We mingled with the crowds in the shopping streets along Broad Street. After crossing a small park we reached St Mary’s church, which was open. In 1660 it was the site of the first parish church which was then moved to the present site of St Michael’s cathedral. The building dates from 1825 and it stands on the oldest consecrated land in the city. There were indictations that there would later be a funeral. The ground was prepared and pews were marked as reserved for parliamentarians inside the church, so it must be someone important. Continuing towards the Post Office, there were many outdoor stall and then the Cheapside Public Market. It is a two-storey market, of design similar to the market in Funchal. It was close to the port and there was a glimpse of a funnel at the end of the road and we were already close to the Bus Station and the Pelican Craft Centre.
There was plenty of time for a local Banks Beer at the Cruise Terminal before returning for a late lunch. Barbados also produces rum and the Mount Gay distillery, established in 1703, is just outside Bridgetown. It is proud that it is the world's oldest rum producer. The Queen Victoria sold their standard rum in the Duty Free shop but we paid a few extra dollars at the Cruise Terminal to buy the Black Barrel "small batch handcrafted rum ... finished in deeply toasted and charred Bourbon oak barrels". The bottles are numbered and ours was dated 05Sept2016. Twenty five years ago we noticed that local rum was cheaper than water in the shops, but that is definitely no longer true, at least in Barbados.
Travelling from Barbados to the Amazon Delta gave everyone the chance to enjoy the sunshine. The regulations on duty free purchases and bulk purchase of alcohol in Brazilian waters meant that any purchases had to be done before 2100 on 20 January for collection the following day. We have an unexpectedly early bottle of Drambuie which we will take ashore in New Zealand.

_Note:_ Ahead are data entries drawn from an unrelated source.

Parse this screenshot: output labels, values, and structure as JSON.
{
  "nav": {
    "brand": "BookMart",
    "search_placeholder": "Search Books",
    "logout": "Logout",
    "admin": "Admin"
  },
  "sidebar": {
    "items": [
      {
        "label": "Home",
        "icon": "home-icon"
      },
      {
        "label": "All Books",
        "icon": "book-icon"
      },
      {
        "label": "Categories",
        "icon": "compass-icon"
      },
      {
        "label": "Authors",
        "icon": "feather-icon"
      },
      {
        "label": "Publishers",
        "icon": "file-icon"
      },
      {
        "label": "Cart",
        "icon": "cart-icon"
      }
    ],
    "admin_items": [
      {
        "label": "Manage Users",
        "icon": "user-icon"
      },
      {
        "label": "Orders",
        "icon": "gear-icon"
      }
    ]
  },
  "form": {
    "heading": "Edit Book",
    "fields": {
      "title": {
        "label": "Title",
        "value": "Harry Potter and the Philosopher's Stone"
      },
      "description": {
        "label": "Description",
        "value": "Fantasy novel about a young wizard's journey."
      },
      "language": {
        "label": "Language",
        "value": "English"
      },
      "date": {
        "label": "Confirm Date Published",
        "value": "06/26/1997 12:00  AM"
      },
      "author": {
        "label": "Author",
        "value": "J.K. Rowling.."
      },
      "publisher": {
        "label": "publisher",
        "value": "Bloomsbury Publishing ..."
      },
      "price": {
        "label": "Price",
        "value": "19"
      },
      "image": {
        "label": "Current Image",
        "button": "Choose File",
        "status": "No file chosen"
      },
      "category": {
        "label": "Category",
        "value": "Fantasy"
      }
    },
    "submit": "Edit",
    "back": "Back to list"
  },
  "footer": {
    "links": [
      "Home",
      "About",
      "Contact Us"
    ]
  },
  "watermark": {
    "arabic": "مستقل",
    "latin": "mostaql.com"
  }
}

Another consequence was that the three cocktail parties (Welcome, CWC and Senior Officers) all took place within the first week, and the Senior Officers Party was at lunchtime on the last available day at sea - very unusual.
The next part covers The Amazon River and Manaus in Brazil including a visit to the famous Opera House and a river trip to see the Meeting of the Waters where the Rio Negro and the Amazon run side by side for many kilometres without their very different waters mixing.